The 44-year-old re-emerged as South Africa began their nets. He went straight to his friend Allan Donald, the bowling coach, and had a long chat with him, with chairman of selectors Andrew Hudson listening intently. South Africa leg-spinner Imran Tahir, the highest wicket taker in the Super 10s with 11 from four matches, was next seen talking to the Aussie legend before he began bowling at the nets. Half-an-hour later, it was the man himself who picked up a ball. Slightly trimmer now than in his playing days, the tweaker weaved his magic at young left-hander Quinton de Kock at the far net.
On his own
Warne, now a commentator with the official broadcasters, spent almost an hour at the training session. He walked out with the media in tow but came back again as he could not find his car. “The car has left,” he said, the impatience becoming evident as the media presence increased. Finally, putting it across that he will not say a word about whether his presence at the South Africa nets had anything to do with their semi-final match against India on Friday, he lit up as he saw his car entering the stadium gates.

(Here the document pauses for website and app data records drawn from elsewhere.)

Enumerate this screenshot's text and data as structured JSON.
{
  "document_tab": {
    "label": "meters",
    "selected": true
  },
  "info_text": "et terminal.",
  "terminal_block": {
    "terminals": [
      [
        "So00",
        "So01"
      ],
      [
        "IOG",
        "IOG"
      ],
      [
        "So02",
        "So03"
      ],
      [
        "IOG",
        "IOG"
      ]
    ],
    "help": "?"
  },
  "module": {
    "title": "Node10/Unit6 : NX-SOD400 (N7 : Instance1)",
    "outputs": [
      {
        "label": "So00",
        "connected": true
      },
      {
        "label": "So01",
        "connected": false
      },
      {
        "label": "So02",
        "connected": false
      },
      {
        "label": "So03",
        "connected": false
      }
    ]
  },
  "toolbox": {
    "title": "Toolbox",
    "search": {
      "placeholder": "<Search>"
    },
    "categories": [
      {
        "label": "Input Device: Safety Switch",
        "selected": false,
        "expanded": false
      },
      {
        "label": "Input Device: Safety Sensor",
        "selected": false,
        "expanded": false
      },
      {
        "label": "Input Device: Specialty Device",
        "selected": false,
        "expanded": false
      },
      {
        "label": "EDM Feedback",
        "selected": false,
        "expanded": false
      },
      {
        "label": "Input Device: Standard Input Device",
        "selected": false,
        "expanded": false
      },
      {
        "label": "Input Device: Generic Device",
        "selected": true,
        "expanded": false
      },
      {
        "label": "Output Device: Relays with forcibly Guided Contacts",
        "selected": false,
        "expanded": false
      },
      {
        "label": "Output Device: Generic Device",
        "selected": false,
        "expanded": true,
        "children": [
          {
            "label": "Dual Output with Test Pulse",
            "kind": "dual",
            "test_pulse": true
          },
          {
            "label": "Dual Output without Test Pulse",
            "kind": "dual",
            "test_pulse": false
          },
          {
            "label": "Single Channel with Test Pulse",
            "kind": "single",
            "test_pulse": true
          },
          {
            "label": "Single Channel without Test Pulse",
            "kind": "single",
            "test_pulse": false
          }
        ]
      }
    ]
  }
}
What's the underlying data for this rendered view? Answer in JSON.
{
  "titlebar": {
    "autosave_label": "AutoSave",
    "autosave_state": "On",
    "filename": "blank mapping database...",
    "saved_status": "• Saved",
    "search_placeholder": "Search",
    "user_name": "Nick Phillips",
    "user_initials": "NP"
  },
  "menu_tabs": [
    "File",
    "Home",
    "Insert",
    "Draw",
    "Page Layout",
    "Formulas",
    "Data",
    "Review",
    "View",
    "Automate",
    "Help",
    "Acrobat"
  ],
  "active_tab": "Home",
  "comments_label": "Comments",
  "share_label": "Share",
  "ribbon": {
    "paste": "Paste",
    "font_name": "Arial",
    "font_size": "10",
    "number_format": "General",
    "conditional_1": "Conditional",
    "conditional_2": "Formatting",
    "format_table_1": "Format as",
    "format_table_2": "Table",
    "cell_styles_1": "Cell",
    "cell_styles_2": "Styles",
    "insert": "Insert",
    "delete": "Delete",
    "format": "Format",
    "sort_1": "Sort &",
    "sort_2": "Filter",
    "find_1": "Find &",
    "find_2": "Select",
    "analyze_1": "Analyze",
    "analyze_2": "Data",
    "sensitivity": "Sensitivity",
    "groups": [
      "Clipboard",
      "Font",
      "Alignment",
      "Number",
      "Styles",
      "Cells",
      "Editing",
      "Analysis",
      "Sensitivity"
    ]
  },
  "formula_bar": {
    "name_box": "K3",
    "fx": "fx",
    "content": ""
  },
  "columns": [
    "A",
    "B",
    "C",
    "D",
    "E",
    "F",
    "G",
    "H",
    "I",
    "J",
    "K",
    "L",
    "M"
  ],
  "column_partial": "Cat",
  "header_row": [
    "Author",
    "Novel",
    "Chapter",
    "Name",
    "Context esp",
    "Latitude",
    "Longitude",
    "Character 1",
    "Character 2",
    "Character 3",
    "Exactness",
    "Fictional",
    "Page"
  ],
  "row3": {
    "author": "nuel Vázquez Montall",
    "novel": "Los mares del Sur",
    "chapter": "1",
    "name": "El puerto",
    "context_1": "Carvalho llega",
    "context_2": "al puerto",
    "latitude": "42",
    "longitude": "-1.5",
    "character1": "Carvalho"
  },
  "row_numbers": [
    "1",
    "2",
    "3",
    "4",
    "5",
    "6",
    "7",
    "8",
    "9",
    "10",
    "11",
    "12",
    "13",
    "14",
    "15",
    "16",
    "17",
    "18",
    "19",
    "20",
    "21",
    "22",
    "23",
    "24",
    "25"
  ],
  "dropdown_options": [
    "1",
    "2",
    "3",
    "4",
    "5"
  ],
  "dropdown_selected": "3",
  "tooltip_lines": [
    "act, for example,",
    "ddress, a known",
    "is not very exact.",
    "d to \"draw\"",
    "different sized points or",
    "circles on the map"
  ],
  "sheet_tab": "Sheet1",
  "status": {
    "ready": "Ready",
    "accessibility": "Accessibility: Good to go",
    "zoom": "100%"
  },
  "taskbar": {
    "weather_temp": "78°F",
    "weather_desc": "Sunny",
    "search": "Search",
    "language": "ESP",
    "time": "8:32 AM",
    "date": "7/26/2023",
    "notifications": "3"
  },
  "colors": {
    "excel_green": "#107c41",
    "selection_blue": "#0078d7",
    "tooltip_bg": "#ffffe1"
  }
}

The official statement from the South Africa media manager, Lerato Malekutu, was that Warne was not invited by Cricket South Africa to be part of their nets session. When asked, Hashim Amla too said pretty much the same thing. “Well, a lot of us guys were surprised to see him at the nets today. Maybe he was getting bored sitting at the hotel and came over to have a bowl,” the South Africa batsman said. But knowing Warne, who had severely criticised John Buchanan’s heavy training methods in the past, it was hard to imagine that the leg-spinner would get up early in the morning, beat the sweltering conditions and end up bowling at the South Africa nets just for fun.